Work order
From the listing below, return each line that includes "this".

Dataset records
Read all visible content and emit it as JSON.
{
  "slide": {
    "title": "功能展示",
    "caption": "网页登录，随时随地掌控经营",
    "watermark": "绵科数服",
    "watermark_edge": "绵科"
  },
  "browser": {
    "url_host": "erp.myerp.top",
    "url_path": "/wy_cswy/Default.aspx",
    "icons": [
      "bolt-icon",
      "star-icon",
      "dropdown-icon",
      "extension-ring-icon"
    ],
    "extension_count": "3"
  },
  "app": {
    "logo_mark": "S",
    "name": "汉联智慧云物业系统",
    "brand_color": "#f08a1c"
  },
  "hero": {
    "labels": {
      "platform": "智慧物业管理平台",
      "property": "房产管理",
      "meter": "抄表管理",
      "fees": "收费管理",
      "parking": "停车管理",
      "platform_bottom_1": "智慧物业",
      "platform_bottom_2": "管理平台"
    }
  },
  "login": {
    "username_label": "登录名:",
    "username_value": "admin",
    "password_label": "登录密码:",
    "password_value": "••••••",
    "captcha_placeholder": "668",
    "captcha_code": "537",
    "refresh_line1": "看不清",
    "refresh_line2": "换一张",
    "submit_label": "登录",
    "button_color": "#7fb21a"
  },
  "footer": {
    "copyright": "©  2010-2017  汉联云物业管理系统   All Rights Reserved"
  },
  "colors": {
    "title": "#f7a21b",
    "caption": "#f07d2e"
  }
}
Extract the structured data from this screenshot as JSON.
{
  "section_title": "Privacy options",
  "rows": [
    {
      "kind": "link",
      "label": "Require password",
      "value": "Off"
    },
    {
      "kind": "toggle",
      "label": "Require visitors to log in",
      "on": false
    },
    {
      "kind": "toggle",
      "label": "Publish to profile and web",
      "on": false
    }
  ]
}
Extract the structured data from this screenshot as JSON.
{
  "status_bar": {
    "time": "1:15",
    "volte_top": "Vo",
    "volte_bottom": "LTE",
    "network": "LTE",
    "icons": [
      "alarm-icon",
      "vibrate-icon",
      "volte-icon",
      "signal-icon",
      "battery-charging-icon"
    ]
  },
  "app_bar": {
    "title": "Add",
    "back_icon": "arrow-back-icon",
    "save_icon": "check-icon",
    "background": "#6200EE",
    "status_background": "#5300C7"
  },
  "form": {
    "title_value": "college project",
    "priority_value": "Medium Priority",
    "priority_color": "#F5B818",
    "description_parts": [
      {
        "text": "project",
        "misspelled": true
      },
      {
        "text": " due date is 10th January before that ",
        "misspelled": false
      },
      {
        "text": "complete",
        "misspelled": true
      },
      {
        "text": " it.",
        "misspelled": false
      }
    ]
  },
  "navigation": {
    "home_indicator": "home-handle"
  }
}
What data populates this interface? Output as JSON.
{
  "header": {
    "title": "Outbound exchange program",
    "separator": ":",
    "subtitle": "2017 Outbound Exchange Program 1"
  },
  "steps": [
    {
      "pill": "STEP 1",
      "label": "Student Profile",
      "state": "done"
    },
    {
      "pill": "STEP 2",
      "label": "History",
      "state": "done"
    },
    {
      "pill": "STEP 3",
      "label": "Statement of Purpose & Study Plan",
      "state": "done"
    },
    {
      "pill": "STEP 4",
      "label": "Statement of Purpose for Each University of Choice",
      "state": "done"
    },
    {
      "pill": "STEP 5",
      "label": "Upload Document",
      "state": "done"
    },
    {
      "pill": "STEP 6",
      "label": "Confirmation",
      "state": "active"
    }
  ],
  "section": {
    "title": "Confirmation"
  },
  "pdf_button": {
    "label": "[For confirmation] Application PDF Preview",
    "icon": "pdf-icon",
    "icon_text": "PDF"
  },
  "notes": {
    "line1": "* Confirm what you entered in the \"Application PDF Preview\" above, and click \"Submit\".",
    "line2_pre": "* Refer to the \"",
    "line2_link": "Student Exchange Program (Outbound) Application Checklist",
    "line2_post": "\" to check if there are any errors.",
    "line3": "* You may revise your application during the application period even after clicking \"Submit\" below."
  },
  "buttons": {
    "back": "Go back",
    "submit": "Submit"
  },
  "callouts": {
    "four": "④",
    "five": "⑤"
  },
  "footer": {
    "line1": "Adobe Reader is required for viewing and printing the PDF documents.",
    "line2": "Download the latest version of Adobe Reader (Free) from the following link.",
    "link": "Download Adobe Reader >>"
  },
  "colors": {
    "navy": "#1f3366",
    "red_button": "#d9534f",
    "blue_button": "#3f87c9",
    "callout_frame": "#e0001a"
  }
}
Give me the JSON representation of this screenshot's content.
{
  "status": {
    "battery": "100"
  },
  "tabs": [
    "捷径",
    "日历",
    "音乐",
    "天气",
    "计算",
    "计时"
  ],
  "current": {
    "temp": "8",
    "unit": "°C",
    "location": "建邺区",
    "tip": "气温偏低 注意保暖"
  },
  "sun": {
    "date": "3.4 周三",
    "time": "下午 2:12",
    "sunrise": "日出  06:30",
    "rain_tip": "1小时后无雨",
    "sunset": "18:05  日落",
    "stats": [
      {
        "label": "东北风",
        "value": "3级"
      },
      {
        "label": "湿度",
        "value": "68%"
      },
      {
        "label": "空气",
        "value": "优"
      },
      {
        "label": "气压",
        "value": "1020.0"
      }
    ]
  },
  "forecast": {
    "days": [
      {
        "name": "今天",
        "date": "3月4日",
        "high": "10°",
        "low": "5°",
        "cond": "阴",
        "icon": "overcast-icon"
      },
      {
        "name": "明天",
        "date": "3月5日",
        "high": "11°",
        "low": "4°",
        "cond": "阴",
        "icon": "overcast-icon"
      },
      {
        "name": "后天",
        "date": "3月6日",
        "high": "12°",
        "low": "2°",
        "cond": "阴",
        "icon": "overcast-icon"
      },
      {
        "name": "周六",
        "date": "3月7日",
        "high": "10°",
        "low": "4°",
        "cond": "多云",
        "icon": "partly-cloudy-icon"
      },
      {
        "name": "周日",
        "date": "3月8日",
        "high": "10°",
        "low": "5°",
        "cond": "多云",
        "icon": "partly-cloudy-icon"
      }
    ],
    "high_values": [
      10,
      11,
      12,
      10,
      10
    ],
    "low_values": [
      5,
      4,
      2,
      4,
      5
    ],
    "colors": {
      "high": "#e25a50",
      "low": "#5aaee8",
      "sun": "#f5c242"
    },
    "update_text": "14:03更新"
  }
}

Expected answer
Extract the structured data from this screenshot as JSON.
Extract the structured data from this screenshot as JSON.
What data populates this interface? Output as JSON.
Give me the JSON representation of this screenshot's content.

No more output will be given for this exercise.